Genome sequencing project enters new stage

A global effort to map the genomes of life on earth is moving from a pilot project to full-scale production sequencing. The Earth BioGenome Project launched in 2018 as an effort to provide a complete DNA sequence catalog of all 1.8 million named species of plants, animals, fungi and single-celled eukaryotes. “Achieving the ultimate goal of sequencing all eukaryotic life now seems within our reach,” said Harris Lewin, chair of the EBP Working Group and Distinguished Professor of Evolution and Ecology at the University of California, Davis.

Organizers hope the digital DNA library can help provide tools to prevent biodiversity loss and protect ecosystems. The project brings together international efforts, including the California Conservation Genome Project, the Vertebrate Genome Project and the 10,000 Bird Genomes Project. This new phase was marked with a collection of papers published in Proceedings of the National Academy of Sciences, describing the project’s goals, achievements and next steps.

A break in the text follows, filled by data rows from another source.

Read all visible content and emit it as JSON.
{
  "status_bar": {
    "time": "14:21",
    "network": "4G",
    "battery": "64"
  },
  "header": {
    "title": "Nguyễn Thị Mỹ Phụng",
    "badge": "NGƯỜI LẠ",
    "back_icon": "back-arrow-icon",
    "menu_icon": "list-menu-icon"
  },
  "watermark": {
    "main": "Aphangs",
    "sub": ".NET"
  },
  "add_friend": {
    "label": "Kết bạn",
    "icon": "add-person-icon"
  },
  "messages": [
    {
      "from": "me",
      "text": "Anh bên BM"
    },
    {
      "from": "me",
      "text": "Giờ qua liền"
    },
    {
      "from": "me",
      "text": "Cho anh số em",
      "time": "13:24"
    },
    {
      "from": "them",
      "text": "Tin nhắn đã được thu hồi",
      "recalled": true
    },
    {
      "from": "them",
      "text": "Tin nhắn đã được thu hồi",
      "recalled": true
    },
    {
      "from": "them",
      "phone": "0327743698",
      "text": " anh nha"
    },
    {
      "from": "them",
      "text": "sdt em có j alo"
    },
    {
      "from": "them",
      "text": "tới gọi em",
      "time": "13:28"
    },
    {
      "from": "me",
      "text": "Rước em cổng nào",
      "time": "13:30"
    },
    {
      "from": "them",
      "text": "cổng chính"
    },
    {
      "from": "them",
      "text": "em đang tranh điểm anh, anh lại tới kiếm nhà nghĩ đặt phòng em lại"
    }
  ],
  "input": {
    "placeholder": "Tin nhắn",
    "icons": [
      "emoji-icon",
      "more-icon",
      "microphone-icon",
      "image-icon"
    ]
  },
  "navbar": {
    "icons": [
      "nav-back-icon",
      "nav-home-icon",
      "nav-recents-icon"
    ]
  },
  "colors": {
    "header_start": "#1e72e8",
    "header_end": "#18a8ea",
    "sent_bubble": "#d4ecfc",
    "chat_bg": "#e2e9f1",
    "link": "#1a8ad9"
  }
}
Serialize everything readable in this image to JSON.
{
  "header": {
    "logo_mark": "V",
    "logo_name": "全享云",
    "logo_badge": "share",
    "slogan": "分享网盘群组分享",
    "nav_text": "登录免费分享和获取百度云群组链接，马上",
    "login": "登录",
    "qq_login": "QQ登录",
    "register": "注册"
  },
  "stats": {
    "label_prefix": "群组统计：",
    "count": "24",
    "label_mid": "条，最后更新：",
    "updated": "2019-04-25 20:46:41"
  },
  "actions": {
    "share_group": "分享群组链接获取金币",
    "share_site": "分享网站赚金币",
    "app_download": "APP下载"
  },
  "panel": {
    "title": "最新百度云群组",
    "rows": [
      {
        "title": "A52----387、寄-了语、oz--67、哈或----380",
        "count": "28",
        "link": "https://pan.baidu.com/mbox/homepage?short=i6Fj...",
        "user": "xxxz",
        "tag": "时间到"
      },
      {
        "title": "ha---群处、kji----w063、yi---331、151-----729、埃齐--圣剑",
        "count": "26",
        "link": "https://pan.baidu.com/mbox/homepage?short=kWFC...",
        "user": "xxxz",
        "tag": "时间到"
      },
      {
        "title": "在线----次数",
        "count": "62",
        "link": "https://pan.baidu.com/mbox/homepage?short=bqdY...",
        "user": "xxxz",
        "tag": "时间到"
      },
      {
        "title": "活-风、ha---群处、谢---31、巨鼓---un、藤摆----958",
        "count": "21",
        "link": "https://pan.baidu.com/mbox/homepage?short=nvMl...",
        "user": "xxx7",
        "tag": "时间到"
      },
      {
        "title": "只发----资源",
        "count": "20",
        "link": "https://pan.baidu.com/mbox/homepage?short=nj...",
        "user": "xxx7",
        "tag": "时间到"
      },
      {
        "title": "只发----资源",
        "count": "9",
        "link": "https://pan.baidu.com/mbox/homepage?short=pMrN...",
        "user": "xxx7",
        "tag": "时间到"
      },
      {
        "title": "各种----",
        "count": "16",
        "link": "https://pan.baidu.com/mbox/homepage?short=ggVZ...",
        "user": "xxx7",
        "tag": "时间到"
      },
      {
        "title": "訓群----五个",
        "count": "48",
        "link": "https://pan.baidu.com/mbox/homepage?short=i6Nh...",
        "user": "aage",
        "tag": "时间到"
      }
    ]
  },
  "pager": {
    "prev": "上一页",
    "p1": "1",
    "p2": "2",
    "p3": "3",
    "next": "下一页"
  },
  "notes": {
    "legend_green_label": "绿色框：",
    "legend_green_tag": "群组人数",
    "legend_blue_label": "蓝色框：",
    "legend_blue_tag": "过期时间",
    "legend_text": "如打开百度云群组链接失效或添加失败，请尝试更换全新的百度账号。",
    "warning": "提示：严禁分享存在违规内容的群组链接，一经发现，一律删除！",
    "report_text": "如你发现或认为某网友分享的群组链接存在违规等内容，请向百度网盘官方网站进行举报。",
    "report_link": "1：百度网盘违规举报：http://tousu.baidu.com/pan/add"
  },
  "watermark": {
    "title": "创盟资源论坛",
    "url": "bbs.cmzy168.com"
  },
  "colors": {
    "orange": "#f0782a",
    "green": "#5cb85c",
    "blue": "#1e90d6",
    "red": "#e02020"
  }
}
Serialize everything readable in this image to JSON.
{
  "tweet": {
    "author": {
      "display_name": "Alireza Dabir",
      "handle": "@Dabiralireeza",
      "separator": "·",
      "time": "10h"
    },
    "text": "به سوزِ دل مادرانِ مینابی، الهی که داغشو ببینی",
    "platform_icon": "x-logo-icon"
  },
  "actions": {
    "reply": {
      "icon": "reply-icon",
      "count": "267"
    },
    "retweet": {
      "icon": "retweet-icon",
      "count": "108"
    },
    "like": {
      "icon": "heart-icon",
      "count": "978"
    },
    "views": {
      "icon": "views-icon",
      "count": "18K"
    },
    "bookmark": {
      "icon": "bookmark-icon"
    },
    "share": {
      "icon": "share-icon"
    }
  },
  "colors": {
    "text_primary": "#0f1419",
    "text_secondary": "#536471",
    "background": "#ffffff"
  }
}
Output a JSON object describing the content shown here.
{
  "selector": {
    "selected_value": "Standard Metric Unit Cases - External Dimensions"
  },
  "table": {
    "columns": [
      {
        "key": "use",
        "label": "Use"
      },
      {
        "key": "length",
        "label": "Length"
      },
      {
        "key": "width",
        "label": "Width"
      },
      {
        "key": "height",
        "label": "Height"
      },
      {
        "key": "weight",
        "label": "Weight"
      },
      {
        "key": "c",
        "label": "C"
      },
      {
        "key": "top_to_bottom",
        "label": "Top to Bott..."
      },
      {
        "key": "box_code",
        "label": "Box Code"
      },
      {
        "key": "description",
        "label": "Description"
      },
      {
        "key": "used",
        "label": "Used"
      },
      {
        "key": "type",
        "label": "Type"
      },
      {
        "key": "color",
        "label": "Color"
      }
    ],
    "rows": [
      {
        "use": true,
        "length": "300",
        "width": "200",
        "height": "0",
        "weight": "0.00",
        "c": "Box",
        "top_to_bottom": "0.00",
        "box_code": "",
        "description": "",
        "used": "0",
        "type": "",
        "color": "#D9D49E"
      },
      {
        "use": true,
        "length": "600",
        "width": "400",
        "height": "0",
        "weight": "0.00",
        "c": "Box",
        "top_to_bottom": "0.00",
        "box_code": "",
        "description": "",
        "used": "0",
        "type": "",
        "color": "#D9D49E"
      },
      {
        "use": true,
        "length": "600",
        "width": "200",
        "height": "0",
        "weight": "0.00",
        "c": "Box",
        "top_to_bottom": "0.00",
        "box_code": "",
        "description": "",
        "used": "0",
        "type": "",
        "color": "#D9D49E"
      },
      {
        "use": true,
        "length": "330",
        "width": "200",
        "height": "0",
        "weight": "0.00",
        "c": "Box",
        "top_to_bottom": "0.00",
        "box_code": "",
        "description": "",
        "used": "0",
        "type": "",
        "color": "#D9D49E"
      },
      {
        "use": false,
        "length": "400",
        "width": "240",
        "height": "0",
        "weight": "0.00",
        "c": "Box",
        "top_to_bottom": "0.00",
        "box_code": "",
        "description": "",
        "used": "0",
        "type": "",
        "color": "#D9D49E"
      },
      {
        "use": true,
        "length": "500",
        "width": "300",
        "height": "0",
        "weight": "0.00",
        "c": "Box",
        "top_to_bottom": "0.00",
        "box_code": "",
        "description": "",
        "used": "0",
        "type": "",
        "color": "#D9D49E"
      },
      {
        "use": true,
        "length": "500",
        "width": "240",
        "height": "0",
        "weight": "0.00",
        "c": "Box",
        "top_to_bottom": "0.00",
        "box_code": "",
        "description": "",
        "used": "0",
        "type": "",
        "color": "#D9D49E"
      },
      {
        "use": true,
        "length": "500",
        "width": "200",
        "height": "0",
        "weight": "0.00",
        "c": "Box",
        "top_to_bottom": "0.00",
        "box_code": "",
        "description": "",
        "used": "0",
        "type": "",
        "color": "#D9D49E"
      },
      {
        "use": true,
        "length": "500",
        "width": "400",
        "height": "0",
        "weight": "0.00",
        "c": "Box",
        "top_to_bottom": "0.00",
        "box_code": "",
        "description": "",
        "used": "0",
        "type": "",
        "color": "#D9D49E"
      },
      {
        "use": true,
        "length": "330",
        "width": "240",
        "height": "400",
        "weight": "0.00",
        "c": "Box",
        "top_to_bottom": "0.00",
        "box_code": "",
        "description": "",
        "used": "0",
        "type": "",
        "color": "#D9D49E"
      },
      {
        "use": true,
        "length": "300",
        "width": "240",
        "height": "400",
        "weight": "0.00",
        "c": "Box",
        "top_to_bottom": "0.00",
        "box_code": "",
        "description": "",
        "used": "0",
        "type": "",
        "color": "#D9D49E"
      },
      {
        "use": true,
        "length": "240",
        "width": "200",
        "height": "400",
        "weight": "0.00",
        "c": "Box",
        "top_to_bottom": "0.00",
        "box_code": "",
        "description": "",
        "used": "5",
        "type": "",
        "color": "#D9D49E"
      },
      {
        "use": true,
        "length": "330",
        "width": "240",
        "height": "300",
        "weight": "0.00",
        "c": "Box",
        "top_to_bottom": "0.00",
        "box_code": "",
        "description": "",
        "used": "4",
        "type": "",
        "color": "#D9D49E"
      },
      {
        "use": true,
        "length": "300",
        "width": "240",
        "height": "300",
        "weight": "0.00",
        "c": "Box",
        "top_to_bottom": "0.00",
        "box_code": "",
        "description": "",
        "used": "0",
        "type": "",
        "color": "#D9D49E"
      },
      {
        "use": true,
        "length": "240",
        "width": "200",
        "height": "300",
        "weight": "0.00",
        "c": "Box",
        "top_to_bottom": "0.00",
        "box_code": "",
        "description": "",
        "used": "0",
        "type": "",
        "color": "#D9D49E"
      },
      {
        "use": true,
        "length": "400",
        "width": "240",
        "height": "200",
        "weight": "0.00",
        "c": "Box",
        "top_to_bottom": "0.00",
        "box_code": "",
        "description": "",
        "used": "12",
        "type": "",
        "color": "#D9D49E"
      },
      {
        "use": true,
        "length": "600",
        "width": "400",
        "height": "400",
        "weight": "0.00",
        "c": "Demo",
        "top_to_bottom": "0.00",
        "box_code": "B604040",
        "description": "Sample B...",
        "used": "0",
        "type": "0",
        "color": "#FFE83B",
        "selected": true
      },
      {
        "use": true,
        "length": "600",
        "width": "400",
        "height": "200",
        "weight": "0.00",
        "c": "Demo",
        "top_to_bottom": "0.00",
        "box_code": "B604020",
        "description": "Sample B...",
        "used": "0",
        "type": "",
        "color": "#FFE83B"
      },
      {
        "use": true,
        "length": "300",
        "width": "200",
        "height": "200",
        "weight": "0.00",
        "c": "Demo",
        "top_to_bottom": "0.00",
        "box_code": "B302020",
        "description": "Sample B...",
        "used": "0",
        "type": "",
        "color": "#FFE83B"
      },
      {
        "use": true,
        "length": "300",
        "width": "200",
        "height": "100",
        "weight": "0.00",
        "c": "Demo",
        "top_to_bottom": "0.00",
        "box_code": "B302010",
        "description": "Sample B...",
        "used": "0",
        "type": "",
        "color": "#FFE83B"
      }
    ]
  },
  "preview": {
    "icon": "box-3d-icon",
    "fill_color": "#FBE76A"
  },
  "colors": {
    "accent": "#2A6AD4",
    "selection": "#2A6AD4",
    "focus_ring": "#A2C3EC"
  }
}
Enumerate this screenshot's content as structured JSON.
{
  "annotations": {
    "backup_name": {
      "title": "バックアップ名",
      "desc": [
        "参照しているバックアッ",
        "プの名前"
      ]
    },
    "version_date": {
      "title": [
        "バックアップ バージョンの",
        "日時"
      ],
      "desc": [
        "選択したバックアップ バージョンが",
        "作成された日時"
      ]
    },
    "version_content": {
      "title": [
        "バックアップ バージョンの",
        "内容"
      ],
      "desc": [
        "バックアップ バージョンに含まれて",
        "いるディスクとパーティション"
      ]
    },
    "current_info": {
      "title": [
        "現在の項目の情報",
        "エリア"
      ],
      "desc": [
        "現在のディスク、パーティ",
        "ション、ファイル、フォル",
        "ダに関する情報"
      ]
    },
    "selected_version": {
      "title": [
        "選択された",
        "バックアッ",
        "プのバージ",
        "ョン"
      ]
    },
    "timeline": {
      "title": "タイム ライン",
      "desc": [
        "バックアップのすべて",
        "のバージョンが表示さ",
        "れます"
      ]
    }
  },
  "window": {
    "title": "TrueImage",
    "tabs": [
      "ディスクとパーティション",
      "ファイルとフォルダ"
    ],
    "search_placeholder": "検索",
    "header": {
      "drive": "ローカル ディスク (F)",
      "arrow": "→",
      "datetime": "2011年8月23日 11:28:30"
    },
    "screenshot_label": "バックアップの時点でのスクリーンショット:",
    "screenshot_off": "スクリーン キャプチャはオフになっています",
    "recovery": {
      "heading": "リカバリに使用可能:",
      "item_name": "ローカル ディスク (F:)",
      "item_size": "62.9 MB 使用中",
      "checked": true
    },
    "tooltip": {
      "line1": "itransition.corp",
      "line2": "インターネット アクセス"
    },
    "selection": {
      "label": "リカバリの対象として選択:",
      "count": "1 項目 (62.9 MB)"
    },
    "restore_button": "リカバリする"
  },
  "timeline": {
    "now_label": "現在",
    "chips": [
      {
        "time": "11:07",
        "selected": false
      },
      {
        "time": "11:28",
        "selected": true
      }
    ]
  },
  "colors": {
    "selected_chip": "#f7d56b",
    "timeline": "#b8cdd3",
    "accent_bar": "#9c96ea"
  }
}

Header Image: The Earth BioGenome Project plans to sequence all known complex species. Credit: Mirhee Lee